Data items
........
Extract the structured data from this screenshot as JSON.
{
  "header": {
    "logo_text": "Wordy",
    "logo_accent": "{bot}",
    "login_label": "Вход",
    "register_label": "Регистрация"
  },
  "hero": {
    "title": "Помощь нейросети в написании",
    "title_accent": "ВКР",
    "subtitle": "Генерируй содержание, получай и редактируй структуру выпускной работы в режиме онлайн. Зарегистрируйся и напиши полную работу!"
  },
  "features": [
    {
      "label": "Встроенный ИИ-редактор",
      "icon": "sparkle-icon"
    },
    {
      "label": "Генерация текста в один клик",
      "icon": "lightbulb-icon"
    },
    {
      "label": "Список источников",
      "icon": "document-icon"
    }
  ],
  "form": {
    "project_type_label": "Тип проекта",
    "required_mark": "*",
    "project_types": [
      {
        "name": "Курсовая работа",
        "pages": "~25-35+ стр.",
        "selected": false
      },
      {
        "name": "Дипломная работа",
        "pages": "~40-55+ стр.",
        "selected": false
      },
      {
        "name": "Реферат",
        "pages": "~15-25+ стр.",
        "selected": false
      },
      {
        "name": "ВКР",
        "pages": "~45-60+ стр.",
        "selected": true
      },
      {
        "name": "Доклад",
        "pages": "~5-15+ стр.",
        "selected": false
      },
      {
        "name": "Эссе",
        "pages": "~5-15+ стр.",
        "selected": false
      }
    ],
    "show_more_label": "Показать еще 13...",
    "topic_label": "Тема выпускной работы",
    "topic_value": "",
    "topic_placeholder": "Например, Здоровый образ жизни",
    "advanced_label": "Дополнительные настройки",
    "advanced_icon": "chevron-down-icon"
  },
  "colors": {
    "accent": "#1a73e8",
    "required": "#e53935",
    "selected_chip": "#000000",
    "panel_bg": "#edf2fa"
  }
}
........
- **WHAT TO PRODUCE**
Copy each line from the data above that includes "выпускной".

- **RESULT**
    "subtitle": "Генерируй содержание, получай и редактируй структуру выпускной работы в режиме онлайн. Зарегистрируйся и напиши полную работу!"
    "topic_label": "Тема выпускной работы",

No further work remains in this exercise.